Are the alluvial nuggets primary or a neoformation? Comparison of the PGM mineralogy of fresh rocks, weathered rocks and the saprolite, with the alluvial suite shows strongly contrasting features highlighted by the mineral assemblage. Cooperite in the fresh rocks is rare in the alluvium whilst Pt-Fe alloys become more abundant. Oxidized PGM are a feature only of the weathering process and disordering of the Pt-Fe alloys develops during weathering. Palladium is much less abundant in the alluvial suite than in the primary minerals whereas Cu, present as Cu-sulfides in the fresh rocks, occurs in the alluvium as a minor component of the Pt-Fe alloys and as hongshiite alteration to the Pt-Fe alloys. The size difference is striking; the primary mineralogy is micrometre-sized whereas the alluvial PGM are three orders of magnitude larger. Delicate PGM with alteration textures are seen only in the weathered rocks whilst delicate dendritic PGM are reported only from the alluvial suite. An organic coating to the alluvial PGM may be indicative of an organic or bacterial involvement.

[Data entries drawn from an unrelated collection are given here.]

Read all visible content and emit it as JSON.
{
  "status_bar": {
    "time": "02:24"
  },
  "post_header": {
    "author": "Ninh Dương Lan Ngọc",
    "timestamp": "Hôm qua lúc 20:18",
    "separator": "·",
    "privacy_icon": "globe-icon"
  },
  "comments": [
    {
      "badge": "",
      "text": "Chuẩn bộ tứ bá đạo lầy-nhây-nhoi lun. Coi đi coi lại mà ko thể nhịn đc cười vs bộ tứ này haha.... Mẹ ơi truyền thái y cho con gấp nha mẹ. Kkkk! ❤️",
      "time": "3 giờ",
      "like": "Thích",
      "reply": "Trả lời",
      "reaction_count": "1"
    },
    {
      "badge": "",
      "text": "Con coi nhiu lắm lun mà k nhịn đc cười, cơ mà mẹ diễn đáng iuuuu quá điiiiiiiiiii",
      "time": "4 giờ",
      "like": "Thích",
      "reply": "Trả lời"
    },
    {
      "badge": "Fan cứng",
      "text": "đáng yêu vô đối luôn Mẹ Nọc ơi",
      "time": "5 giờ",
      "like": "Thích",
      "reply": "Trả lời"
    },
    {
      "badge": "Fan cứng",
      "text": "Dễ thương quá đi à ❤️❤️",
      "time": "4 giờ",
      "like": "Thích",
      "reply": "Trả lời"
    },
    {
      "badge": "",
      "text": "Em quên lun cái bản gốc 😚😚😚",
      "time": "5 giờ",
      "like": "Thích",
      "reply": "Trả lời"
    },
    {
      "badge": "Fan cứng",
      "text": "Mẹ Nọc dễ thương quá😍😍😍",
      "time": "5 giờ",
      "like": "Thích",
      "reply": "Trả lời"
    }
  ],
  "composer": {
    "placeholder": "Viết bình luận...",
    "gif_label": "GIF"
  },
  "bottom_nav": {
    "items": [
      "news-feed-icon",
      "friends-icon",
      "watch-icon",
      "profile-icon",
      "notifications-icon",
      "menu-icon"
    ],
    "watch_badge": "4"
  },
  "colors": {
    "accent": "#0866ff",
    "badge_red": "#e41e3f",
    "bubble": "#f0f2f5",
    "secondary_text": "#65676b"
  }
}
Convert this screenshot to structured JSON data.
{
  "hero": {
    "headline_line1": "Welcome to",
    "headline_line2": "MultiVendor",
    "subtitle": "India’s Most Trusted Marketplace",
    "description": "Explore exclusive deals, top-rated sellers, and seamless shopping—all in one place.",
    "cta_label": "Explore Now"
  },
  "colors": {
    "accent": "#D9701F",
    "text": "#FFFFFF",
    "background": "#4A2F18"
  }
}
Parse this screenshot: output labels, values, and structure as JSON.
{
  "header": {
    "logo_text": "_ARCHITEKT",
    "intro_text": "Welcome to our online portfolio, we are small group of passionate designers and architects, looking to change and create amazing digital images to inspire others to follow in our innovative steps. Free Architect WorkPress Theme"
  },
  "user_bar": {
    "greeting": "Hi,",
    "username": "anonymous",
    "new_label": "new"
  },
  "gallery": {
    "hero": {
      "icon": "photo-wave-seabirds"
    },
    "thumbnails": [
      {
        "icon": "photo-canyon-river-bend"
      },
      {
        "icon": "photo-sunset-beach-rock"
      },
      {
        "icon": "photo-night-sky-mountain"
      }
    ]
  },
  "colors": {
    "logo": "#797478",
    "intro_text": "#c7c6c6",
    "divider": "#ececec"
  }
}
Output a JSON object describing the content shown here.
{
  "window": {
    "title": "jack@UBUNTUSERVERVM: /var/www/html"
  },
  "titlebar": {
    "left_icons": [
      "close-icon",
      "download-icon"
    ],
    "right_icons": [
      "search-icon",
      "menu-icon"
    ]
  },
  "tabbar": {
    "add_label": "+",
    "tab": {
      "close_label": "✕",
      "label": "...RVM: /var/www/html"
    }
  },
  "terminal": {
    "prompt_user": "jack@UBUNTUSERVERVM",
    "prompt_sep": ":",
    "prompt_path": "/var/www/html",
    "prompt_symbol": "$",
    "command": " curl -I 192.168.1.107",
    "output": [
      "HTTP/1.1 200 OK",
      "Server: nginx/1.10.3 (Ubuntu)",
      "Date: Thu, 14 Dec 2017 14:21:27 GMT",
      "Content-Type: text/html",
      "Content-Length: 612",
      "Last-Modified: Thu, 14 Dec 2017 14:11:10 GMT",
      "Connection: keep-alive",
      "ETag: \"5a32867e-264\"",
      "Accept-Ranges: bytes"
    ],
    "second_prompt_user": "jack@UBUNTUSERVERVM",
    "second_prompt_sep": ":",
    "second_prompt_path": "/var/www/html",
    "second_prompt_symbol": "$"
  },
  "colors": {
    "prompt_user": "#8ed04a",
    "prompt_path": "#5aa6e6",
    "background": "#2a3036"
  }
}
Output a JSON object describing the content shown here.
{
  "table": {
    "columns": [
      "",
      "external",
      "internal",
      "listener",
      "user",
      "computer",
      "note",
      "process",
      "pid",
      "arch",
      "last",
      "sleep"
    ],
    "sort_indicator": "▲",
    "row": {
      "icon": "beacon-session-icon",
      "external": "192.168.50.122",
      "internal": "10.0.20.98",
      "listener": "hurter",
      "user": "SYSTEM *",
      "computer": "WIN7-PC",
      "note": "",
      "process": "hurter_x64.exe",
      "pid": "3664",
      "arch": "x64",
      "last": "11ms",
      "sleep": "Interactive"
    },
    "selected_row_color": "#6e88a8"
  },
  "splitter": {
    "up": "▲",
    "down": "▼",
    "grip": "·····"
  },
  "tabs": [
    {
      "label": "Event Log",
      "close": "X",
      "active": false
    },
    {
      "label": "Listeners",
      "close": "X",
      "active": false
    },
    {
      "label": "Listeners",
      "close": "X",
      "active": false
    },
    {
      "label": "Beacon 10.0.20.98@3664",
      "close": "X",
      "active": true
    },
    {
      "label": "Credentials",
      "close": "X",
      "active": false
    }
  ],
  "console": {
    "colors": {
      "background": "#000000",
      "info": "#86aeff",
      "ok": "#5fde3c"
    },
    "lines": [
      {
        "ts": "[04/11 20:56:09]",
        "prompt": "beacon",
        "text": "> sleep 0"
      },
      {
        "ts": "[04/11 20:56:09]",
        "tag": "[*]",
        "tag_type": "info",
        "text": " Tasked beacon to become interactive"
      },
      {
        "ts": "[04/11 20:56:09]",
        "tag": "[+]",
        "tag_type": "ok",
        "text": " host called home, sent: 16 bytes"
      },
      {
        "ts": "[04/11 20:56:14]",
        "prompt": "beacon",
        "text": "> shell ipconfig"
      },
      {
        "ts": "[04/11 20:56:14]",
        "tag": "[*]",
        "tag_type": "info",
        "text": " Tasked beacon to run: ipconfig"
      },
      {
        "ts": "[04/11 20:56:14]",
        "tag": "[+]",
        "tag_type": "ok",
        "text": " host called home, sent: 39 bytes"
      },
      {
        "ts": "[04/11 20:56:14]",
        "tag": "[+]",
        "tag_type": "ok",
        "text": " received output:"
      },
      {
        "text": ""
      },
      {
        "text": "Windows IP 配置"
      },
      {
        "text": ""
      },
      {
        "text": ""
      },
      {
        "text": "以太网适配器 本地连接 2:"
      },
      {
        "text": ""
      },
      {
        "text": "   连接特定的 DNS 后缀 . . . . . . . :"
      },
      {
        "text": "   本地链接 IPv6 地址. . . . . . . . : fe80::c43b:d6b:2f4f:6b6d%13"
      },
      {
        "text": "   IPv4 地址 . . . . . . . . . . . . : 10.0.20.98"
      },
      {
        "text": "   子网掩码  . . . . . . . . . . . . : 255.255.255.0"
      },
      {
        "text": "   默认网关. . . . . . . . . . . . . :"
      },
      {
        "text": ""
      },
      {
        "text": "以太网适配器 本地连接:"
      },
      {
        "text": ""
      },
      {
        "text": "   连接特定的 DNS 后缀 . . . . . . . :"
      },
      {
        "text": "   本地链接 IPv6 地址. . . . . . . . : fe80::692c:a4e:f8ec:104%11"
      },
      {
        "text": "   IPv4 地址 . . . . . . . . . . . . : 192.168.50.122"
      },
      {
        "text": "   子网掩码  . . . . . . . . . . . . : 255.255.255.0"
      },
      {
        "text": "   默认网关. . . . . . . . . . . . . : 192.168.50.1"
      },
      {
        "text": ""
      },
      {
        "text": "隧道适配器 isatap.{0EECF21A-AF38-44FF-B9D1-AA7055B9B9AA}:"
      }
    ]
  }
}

Some alluvial PGM occur in a drainage basin devoid of outcrops of PGE-bearing horizons.
Together these contrasting features of the primary and placer PGM support the proposal that the Freetown nuggets developed as a result of breakdown of the primary PGM during weathering, movement of the PGE in solution, and growth of new PGM in placers with a different mineral assemblage, mineralogy and mineral chemistry.